Something tells me that the reason so much produce gets wasted on allotments is to do with the fear of dirt and bugs. The idea of the perfectly presented vegetable is so engraved in our minds that we forget that such paragons of beauty don’t exist at all in the real world. The other day I was up at the top talking to Terry. He’d just dug up a couple of leeks, Musselburghs, as it happens and they looked pretty much like leeks always do in late February – tatty, dirty and unappetising. Then he whipped out a large knife and in three strokes he cut off the roots and then the top in a deft delta shape. Off came the outer yellow leaves and in ten seconds the ugly duckling became a showbench swan. I silently resolved to get a knife like that, purely for the theatrical effect.
The brassica bed on our plot is looking similarly tatty. Leaves don’t last for ever and often the reason some other people’s brassicas look healthier is that they sensibly remove the outer dying leaves before they fall off and attract slugs. Everyone should try it, especially if there’s a plot inspection due. We’ve borrowed about 50 square metres off our neighbour who’s temporarily indisposed, and yesterday I cut him a savoy cabbage by way of a thank-you. He’d come up for some of his purple sprouting broccoli but the pigeons had got there first. Again on the face of it our small gift wasn’t a great specimen, but a bit of a trim with my penknife made it look as good as anything in the supermarket. It was then I resolved to use up some of the surplus by making a batch of sauerkraut.
And so this morning, as planned, we went up to check things out. Nothing stirring in the hot bed yet, but then we weren’t expecting too much for a few days. However the compost heap had leapt into action after being turned and the worms have all retreated (hopefully) to a place of safety after the temperature had increased to 35C. It’s absolutely true what they say: turning is what keeps the composting process going.
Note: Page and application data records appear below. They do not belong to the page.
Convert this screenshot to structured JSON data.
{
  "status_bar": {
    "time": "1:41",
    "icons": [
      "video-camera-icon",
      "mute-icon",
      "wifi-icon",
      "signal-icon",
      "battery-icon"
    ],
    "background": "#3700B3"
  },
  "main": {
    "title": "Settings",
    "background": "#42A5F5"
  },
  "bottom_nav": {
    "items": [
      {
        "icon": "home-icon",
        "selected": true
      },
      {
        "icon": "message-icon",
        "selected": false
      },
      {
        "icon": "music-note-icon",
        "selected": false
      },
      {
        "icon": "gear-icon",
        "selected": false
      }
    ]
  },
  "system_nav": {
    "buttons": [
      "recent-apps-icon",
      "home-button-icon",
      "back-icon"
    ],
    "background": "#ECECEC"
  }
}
After that discovery while Madame looked after the greenhouse, I cut savoys and an odd red cabbage for the sauerkraut.
Back in the kitchen it didn’t take long to clean and shred the cabbage, salt it and get it into the fermentation jar. By then, of course, I was in full-on cooking mode so off I went on pommes dauphinoise and roasted pork belly on cider using up another pile of our own veg that were unlikely to be used in anything except stock.
Then, back up to the allotment where I was able to dig the very last patch of unused ground. I’m fully committed to no-dig gardening and although it might sound contradictory, I needed to dig this patch to remove the last of the rampant couch and bindweed. However I’m bound to say I love digging and I’ll miss it immensely. When we’d finished we wandered down through the organic allotments towards the pub and we were taken for a rather inspiring guided tour around the community garden. What a lovely day – our pints never tasted better!